[Data about app and page elements]
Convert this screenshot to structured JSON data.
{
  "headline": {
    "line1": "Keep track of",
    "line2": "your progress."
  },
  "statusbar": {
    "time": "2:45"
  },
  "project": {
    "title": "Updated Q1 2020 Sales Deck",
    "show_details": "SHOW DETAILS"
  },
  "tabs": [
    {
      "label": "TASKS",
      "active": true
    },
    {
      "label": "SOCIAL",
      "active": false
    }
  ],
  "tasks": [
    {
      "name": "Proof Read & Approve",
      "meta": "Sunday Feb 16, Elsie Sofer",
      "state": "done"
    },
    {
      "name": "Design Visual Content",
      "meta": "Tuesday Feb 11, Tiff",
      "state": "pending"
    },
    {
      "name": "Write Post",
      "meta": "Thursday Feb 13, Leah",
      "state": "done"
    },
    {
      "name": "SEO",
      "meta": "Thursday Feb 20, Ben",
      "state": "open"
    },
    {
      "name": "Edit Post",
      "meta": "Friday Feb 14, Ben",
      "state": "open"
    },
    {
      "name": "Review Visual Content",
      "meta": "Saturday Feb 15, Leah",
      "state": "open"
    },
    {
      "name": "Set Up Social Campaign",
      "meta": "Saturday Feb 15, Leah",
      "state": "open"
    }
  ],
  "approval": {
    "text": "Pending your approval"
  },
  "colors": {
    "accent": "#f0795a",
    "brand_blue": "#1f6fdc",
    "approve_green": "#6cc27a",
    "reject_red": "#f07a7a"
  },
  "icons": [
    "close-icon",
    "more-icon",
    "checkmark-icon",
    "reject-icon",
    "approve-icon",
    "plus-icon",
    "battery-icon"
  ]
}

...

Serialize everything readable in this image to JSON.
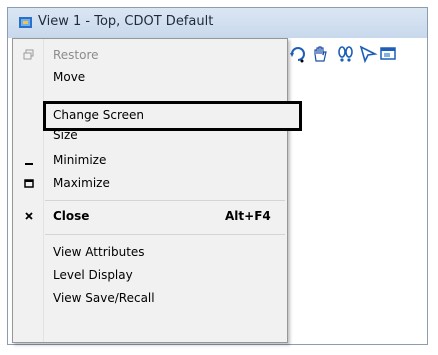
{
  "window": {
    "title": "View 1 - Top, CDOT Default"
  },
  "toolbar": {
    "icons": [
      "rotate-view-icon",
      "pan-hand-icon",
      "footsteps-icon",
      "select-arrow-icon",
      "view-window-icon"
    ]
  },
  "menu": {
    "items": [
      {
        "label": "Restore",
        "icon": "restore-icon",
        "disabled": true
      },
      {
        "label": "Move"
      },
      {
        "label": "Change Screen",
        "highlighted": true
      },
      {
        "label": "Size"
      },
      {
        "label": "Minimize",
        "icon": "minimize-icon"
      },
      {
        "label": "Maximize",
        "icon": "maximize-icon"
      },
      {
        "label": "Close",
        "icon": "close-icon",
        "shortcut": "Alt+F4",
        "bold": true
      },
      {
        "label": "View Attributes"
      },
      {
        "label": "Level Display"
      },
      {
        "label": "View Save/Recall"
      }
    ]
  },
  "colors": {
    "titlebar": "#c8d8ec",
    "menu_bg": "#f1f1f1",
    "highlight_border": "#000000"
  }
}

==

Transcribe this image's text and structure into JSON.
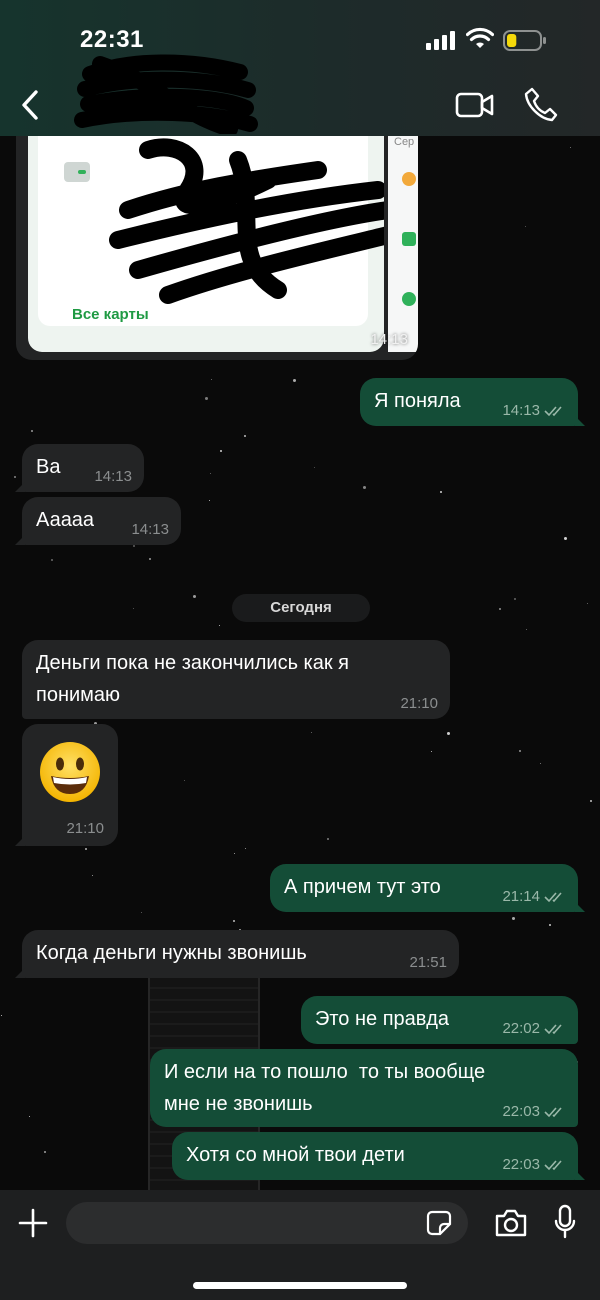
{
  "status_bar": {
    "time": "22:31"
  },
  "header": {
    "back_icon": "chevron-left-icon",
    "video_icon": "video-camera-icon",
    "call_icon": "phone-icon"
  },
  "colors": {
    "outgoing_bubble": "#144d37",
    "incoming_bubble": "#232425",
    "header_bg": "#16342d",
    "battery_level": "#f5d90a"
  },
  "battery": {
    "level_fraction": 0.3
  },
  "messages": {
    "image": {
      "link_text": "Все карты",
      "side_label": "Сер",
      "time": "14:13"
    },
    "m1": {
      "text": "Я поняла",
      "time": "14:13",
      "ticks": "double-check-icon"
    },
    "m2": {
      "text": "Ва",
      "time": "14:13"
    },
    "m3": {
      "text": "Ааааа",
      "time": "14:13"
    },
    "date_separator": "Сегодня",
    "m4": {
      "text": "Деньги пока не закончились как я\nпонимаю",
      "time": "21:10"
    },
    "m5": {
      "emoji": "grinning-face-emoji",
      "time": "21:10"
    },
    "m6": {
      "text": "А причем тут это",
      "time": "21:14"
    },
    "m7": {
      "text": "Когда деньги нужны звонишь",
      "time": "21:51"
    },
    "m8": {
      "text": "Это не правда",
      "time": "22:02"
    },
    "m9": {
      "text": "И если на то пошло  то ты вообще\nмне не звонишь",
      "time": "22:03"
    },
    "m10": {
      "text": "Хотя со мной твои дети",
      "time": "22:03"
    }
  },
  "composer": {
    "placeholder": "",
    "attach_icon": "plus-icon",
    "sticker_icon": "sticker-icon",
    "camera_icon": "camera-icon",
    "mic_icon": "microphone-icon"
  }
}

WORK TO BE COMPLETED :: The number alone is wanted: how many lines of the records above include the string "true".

RESPONSE BOX :: 4